Large-Scale Survey of Unselected Automated Visual Fields in a Major Reading Center: Patterns and Data Analysis

1Deptartment of Ophthalmology, MOR Institute for Medical Data, 51108 Bnei Brak, Israel
2Department of Ophthalmology, Wolfson Medical Center, 58100 Holon, Israel
3Department of Ophthalmology, Rabin Medical Center, Beilinson Hospital, 49100 Petach Tikva, Israel
4Sackler Faculty of Medicine, Tel Aviv University, 69978 Tel Aviv, Israel
5Department of Epidemiology, Wolfson Medical Center, 58100 Holon, Israel

Received 20 March 2012; Accepted 9 May 2012

Academic Editors: R. Kröger and H. Noma

Copyright © 2012 Lilly Zborowski-Naveh et al. This is an open access article distributed under the Creative Commons Attribution License, which permits unrestricted use, distribution, and reproduction in any medium, provided the original work is properly cited.

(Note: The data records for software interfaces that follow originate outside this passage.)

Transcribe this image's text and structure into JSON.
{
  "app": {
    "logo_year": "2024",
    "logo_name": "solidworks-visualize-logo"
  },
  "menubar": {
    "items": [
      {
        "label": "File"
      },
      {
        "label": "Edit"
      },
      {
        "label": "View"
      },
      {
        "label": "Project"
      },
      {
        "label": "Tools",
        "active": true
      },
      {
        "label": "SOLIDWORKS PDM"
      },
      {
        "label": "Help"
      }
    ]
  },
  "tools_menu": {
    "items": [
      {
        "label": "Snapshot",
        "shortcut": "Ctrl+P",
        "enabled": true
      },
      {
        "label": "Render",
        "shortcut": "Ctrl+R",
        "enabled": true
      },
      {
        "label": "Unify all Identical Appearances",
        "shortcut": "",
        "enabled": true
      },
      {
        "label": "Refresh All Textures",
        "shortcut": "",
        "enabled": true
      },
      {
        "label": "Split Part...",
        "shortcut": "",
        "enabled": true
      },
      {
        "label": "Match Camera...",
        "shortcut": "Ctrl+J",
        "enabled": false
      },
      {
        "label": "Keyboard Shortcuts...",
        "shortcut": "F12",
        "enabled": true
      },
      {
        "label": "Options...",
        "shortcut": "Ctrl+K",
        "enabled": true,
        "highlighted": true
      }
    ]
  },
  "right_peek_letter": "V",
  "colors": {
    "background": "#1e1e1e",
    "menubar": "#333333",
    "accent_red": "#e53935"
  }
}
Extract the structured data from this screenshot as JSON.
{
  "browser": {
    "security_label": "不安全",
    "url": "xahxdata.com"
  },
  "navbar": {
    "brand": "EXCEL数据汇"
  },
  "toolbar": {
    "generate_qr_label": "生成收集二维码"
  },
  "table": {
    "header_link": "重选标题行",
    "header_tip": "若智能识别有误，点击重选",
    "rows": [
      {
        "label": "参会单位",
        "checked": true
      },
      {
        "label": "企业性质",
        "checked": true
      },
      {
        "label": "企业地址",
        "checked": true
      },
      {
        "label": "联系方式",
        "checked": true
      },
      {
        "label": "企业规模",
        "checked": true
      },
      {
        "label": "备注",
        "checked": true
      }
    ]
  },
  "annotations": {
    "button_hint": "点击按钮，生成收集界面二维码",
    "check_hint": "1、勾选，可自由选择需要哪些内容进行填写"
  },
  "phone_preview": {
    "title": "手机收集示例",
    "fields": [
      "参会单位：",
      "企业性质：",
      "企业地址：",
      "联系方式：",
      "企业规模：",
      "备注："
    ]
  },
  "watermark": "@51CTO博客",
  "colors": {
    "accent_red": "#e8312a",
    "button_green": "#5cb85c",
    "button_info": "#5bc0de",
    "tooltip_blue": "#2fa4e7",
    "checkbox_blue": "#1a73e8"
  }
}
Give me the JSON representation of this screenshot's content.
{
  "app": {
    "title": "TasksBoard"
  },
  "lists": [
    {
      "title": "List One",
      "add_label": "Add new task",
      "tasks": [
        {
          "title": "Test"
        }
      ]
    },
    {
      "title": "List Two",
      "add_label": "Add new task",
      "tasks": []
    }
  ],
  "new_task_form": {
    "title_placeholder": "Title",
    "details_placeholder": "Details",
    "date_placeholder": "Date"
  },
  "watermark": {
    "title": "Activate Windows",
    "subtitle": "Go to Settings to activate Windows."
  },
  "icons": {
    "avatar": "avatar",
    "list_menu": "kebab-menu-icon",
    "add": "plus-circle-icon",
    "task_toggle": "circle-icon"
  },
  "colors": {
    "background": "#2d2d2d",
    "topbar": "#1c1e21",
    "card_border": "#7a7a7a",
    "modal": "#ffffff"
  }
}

A prospective, randomized study was conducted to survey a large number of automated perimetry examinations in a central reading institute, obtaining practical information on unselected referred patients and their clinician “consumers”. Visual field records of 1041 patients were obtained, each evaluated by one of three glaucoma specialists. Statistical analysis was applied on demographics, physician characteristics, test reliability and visual field scores. Reliability was scored on a scale of 1 (excellent) to 5 (uninterpretable). Data from earlier examinations of these patients was also analyzed. The large majority of patients (70.4%) were referred due to glaucoma, ocular hypertension or suspected glaucoma. Most of the patients had threshold strategies: FastPac 24-2 or 30-2 (88.9%), Full Threshold (0.7%), and 10-2 (0.5%). In only 7 patients was short-wavelength automated perimetry (SWAP) performed. The Swedish Interactive Testing Algorithm (SITA) was applied in 1.0% of cases. More than half (56.8%) of the population had a reliability score of 1, and 22.7% had a score of 2, indicating a valid result for 79.4% of patients, providing clinically useful information. Linear regression analyses indicated that the Mean Defect was a better predictor of the visual field score than the Corrected Pattern Standard Deviation (CPSD), for the entire group and for each visual field score subgroup.